Should Eliminating Procrastination Be a Top Priority?
By Noa Kageyama, Ph.D.
Conventional wisdom suggests that procrastination is a bad thing. “Think about how much better you could have done if you had started a week ago!” our parents and teachers like to say.
But is this really true? Would we be vastly better off if we started studying, or writing that paper well in advance of the deadline?
Those of us who defend our procrastinating ways fire back with the argument “I work better under pressure!” Sounds reasonable enough…or is it?
Two types of procrastinators
In recent years, researchers have begun to take a closer look at procrastination, and are finding that in some cases, procrastination may have a…positive effect on academic achievement.
As a result, they are starting to conceptualize procrastination as a more complex and multi-faceted behavior than previously thought. Specifically, they are making a distinction between two types of procrastinators.
Traditional procrastinators (the “passive” type) tend to put things off until the last minute because of an inability to get themselves to act when they ought to. “Active” procrastinators, on the other hand, intentionally put things off and ultimately get things done when the time comes.
Curious to find out which type you might be?
The defining characteristics of active procrastinators
The early research in this area suggests that active procrastinators are characterized by four key characteristics:
1. Preference for pressure
Rather than getting stressed out by a looming deadline, active procrastinators see the deadline as a challenge, and respond with increased motivation to complete the task at hand.
2. Intentional decision to procrastinate
Passive procrastinators often drift from one thing to another, lacking the organizational skills or self-control to use their time effectively. They also engage in avoidance behaviors, where they put things off out of fear or a desire to avoid the feelings associated with a task (e.g. like when I avoided doing my counterpoint project because I didn’t understand it and kept putting it off until it was too late to ask for help and I ended up having to stay up all night just to turn in some sorry excuse for counterpoint that got me a B-).

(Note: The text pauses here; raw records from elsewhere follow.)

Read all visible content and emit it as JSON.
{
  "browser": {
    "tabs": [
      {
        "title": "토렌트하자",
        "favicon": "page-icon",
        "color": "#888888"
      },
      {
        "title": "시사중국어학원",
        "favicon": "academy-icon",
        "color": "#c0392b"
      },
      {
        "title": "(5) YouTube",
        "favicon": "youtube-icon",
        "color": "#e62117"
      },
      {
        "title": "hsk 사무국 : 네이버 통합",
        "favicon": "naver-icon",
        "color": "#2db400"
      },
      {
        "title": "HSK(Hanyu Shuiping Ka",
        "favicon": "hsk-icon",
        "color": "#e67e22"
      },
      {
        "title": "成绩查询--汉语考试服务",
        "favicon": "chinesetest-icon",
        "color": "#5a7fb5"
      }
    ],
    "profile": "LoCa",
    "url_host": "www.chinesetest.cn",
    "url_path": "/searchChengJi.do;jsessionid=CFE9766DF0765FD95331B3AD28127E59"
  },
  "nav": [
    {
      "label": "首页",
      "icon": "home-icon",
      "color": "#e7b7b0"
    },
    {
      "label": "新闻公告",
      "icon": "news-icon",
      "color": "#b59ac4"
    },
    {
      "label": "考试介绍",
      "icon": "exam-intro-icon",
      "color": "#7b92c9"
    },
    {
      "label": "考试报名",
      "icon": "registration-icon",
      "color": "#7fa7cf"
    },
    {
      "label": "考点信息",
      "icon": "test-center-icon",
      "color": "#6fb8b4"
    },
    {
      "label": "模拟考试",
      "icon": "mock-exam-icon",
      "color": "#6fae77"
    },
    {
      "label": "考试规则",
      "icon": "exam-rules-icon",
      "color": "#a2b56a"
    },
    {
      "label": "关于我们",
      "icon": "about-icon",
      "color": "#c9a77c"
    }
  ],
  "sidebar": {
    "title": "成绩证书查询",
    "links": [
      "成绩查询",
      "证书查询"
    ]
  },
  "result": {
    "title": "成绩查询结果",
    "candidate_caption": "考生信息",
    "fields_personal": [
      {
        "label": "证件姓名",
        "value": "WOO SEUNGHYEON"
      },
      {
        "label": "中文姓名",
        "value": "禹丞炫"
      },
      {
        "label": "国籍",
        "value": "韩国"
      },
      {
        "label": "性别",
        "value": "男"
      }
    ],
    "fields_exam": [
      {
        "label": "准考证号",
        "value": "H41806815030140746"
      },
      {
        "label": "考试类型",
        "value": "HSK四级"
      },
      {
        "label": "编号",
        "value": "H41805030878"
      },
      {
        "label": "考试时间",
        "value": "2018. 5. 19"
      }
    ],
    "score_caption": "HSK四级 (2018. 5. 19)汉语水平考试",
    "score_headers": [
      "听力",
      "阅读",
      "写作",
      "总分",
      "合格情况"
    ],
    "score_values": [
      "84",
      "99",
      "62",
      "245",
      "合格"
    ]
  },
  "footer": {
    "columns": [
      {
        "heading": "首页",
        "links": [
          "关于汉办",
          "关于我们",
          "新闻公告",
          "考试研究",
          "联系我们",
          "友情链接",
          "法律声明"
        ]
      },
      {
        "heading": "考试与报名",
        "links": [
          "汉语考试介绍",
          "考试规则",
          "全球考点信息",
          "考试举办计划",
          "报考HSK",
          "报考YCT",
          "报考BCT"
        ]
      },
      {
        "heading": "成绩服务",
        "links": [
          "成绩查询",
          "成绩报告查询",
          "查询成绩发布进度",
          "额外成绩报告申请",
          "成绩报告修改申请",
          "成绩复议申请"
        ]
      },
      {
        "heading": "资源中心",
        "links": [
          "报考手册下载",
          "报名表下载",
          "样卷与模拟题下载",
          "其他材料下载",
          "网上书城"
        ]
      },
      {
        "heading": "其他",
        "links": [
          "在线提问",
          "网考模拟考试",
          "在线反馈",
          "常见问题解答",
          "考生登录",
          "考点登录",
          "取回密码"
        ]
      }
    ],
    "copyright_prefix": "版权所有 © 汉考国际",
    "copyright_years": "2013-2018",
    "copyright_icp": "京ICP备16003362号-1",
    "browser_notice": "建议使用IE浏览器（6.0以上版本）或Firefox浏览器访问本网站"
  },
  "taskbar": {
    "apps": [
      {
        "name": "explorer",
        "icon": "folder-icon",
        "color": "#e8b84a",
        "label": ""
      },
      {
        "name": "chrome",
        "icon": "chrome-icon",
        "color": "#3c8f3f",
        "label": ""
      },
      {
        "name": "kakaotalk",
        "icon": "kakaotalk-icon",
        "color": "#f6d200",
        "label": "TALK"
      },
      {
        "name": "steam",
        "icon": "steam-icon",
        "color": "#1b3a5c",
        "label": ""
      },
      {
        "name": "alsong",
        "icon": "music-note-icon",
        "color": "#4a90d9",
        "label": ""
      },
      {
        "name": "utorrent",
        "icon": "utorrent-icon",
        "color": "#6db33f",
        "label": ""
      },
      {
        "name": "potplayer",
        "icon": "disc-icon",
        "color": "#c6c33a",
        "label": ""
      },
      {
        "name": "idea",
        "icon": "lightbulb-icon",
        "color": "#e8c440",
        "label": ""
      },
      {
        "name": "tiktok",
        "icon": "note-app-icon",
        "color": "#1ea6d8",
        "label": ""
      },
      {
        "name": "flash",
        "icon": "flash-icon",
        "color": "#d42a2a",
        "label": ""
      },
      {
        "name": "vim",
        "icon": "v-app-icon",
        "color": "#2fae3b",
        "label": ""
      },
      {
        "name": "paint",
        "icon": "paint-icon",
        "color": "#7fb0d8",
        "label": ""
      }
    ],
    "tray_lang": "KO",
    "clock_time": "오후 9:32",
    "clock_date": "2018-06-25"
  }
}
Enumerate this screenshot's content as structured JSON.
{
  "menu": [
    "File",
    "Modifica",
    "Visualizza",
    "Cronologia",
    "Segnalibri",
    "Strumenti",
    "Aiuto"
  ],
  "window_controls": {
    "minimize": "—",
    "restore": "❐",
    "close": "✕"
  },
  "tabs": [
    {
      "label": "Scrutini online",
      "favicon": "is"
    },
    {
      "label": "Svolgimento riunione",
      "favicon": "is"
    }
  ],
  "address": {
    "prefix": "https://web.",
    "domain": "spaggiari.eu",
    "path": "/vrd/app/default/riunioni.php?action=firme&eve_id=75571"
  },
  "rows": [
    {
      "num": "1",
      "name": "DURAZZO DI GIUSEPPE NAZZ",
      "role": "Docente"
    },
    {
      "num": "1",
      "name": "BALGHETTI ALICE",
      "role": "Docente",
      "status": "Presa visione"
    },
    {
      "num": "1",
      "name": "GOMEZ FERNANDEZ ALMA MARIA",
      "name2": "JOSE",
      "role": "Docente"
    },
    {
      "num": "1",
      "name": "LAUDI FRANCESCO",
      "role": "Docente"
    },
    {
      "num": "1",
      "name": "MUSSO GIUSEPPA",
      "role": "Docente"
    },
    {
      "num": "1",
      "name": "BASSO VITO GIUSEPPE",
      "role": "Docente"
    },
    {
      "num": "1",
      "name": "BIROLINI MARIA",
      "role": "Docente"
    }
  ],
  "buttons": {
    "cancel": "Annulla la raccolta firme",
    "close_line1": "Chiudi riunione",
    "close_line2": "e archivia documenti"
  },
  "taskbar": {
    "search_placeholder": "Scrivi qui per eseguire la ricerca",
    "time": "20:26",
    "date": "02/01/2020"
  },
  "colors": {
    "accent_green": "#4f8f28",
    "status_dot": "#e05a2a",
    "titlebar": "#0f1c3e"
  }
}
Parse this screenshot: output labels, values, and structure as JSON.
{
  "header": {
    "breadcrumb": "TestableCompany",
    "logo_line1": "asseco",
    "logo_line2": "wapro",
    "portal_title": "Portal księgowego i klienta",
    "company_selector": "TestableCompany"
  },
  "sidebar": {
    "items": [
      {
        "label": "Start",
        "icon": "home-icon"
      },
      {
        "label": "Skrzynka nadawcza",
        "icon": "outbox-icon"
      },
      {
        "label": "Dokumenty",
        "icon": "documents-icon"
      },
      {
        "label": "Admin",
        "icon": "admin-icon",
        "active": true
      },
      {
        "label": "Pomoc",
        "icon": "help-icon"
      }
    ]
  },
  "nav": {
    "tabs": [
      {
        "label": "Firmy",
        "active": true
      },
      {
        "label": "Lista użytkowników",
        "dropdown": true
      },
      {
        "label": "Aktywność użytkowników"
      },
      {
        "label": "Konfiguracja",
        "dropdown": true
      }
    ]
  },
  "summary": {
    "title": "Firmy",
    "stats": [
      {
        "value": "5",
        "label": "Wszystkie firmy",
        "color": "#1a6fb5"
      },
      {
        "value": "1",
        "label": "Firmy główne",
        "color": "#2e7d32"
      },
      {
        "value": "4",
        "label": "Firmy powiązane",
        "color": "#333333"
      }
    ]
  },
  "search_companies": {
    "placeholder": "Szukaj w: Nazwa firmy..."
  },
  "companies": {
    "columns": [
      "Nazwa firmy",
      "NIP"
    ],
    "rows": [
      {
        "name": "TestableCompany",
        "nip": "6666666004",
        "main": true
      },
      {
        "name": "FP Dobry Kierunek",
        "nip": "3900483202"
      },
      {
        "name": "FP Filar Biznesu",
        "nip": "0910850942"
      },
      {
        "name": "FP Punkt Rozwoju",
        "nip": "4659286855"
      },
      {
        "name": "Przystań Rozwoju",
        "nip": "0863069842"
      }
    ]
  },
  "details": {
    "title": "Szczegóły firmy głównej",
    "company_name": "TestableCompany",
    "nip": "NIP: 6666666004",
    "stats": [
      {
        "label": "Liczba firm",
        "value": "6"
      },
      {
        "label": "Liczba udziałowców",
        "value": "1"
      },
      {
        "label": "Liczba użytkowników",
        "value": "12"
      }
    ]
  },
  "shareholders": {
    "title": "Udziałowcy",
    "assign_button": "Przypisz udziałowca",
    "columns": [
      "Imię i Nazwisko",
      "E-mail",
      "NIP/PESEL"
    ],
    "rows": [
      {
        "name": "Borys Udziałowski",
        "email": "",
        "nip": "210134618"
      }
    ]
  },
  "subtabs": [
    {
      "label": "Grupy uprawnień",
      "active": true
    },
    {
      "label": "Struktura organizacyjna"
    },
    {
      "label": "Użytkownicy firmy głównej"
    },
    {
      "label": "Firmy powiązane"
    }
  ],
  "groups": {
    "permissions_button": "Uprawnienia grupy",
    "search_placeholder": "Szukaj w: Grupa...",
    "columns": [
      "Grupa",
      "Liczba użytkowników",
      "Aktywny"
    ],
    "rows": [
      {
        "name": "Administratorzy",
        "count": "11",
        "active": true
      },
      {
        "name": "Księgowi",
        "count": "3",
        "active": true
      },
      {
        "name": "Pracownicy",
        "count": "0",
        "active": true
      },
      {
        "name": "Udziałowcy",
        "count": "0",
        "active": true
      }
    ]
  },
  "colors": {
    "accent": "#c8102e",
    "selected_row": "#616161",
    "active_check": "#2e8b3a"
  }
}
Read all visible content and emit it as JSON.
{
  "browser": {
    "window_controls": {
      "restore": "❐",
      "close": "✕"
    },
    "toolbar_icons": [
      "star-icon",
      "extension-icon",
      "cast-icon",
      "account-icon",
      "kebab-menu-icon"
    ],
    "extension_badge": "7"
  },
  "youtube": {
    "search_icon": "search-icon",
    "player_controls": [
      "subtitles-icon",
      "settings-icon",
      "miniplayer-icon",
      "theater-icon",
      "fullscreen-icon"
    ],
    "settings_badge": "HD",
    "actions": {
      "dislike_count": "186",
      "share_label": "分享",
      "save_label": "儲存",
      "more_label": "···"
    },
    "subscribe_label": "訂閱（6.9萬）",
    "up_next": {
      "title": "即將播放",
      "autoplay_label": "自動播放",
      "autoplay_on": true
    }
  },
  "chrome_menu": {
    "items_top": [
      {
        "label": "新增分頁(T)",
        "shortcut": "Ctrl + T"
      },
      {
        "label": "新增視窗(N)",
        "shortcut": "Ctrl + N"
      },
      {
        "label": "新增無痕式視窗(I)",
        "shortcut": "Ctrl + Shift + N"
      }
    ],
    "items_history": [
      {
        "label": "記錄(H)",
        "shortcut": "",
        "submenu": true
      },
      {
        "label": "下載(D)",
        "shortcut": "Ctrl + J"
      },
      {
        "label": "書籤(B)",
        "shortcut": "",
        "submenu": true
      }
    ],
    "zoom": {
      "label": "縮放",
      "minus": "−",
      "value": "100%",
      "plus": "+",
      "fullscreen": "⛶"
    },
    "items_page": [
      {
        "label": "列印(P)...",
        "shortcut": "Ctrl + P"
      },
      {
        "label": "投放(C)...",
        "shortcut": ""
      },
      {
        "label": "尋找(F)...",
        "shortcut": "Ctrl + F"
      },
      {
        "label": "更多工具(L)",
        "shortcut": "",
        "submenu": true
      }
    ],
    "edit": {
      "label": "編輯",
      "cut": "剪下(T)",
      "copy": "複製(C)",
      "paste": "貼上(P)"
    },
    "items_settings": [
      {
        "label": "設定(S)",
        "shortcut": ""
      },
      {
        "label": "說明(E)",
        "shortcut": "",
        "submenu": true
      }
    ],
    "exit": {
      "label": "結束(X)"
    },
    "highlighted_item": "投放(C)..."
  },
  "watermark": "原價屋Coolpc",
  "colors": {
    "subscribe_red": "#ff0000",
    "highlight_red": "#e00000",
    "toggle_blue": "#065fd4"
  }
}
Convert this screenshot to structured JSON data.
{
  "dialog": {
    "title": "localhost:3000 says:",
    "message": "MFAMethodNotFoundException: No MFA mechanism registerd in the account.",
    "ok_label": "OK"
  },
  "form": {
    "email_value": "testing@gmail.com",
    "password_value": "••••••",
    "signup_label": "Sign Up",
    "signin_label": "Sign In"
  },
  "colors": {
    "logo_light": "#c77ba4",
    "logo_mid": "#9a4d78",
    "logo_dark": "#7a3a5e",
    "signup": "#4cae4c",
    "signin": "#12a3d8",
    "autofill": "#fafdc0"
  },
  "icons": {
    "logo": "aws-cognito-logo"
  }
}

Active procrastinators purposefully decide to put things off and reshuffle tasks in response to changing situational demands.
3. Ability to meet deadlines
Passive procrastinators often fail to complete their tasks. They tend to underestimate the time a project will require, and end up getting overwhelmed and stressed by the last minute demands of a task.
Active procrastinators are much better at estimating the time/energy/resources it will take to complete a project, and rather than getting overwhelmed and giving up, push themselves to work towards the goal.
4. Satisfactory task outcomes
Passive procrastinators drift toward more pleasant tasks and immediate gratification, avoiding the more difficult or unpleasant – yet more important – work at hand.
Active procrastinators may put off the same tasks, but when push comes to shove, get their act in gear and make effective and efficient use of their time. And when all is said and done, they complete the task satisfactorily.
Is cramming lowering your GPA?
With this in mind, a Korean researcher did a study of 172 college students studying for their midterm exam.
She was curious to see if studying ahead of time would result in better grades than cramming at the last minute.
So did it?
In most cases, no – save for one important exception.
Students classified as active procrastinators all scored pretty much the same, whether they started studying a week or more before their exam, or the night before. The same held true for those classified as passive procrastinators.
But when compared with each other, active procrastinators had higher test scores than passive procrastinators – especially amongst those who began studying at the last minute.
Active procrastinators who began cramming the night before (or day of) the exam averaged an 88%, while their passive procrastinating counterparts scored a 77%.
Take home point
So as it turns out, you may not need to feel so guilty about procrastinating – so long as you are putting projects off on purpose.
But if you know deep down that you are engaging in non-essential work as a way of avoiding that which is truly important, take a quick look at your daily to-do list and devote two minutes to doing the thing that scares you the most. Chances are, it’s the most important thing on your list!
(And no, I don’t think this necessarily applies to preparing for an audition, competition, or performance, where cramming is usually just a recipe for sub-par playing and a whole lot of stress. I’ve certainly given it a try on more than one occasion, and all it did was make me feel overwhelmed, frustrated, and burned out…)
Performance psychologist and Juilliard alumnus & faculty member Noa Kageyama teaches musicians how to beat performance anxiety and play their best under pressure through live classes, coachings, and an online home-study course. Based in NYC, he is married to a terrific pianist, has two hilarious kids, and is a wee bit obsessed with technology and all things Apple.
After Countless Hours of Practice, Why Are Performances Still so Hit or Miss?
It’s not a talent issue. And that rush of adrenaline and emotional roller coaster you experience before performances is totally normal too.
Performing at the upper ranges of your ability under pressure is a unique skill – one that requires specific mental skills and a few tweaks in your approach to practicing. Elite athletes have been learning these techniques for decades; if nerves and self-doubt have been recurring obstacles in your performances, I’d like to help you do the same.
Click below to discover the 7 skills that are characteristic of top performers. Learn how you can develop these into strengths of your own. And begin to see tangible improvements in your playing that transfer to the stage.